▶ **PROBLEM DESCRIPTION**: Output each line of the data below exactly, omitting any image.

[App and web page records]
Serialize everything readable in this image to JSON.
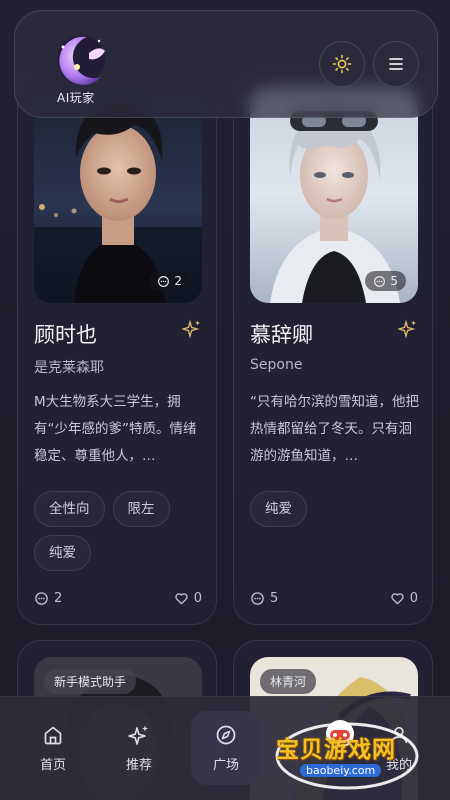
{
  "header": {
    "logo_text": "AI玩家",
    "theme_icon": "sun-icon",
    "menu_icon": "hamburger-menu-icon"
  },
  "cards": [
    {
      "photo_tag": "是克莱森耶",
      "chat_count": "2",
      "name": "顾时也",
      "author": "是克莱森耶",
      "description": "M大生物系大三学生，拥有“少年感的爹”特质。情绪稳定、尊重他人，…",
      "tags": [
        "全性向",
        "限左",
        "纯爱"
      ],
      "comments": "2",
      "likes": "0"
    },
    {
      "photo_tag": "Sepone",
      "chat_count": "5",
      "name": "慕辞卿",
      "author": "Sepone",
      "description": "“只有哈尔滨的雪知道，他把热情都留给了冬天。只有洄游的游鱼知道，…",
      "tags": [
        "纯爱"
      ],
      "comments": "5",
      "likes": "0"
    },
    {
      "photo_tag": "新手模式助手"
    },
    {
      "photo_tag": "林青河"
    }
  ],
  "nav": {
    "items": [
      {
        "label": "首页",
        "icon": "home-icon"
      },
      {
        "label": "推荐",
        "icon": "sparkle-icon"
      },
      {
        "label": "广场",
        "icon": "compass-icon"
      },
      {
        "label": "",
        "icon": ""
      },
      {
        "label": "我的",
        "icon": "user-icon"
      }
    ],
    "active": "广场"
  },
  "watermark": {
    "title": "宝贝游戏网",
    "url": "baobeiy.com"
  },
  "colors": {
    "background": "#1e1d2c",
    "card": "#222133",
    "accent_gold": "#d9b56a",
    "watermark_gold": "#f5c023"
  }
}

▶ **ANSWER TO THIS PROBLEM**:
Serialize everything readable in this image to JSON.
{
  "header": {
    "logo_text": "AI玩家",
    "theme_icon": "sun-icon",
    "menu_icon": "hamburger-menu-icon"
  },
  "cards": [
    {
      "photo_tag": "是克莱森耶",
      "chat_count": "2",
      "name": "顾时也",
      "author": "是克莱森耶",
      "description": "M大生物系大三学生，拥有“少年感的爹”特质。情绪稳定、尊重他人，…",
      "tags": [
        "全性向",
        "限左",
        "纯爱"
      ],
      "comments": "2",
      "likes": "0"
    },
    {
      "photo_tag": "Sepone",
      "chat_count": "5",
      "name": "慕辞卿",
      "author": "Sepone",
      "description": "“只有哈尔滨的雪知道，他把热情都留给了冬天。只有洄游的游鱼知道，…",
      "tags": [
        "纯爱"
      ],
      "comments": "5",
      "likes": "0"
    },
    {
      "photo_tag": "新手模式助手"
    },
    {
      "photo_tag": "林青河"
    }
  ],
  "nav": {
    "items": [
      {
        "label": "首页",
        "icon": "home-icon"
      },
      {
        "label": "推荐",
        "icon": "sparkle-icon"
      },
      {
        "label": "广场",
        "icon": "compass-icon"
      },
      {
        "label": "",
        "icon": ""
      },
      {
        "label": "我的",
        "icon": "user-icon"
      }
    ],
    "active": "广场"
  },
  "watermark": {
    "title": "宝贝游戏网",
    "url": "baobeiy.com"
  },
  "colors": {
    "background": "#1e1d2c",
    "card": "#222133",
    "accent_gold": "#d9b56a",
    "watermark_gold": "#f5c023"
  }
}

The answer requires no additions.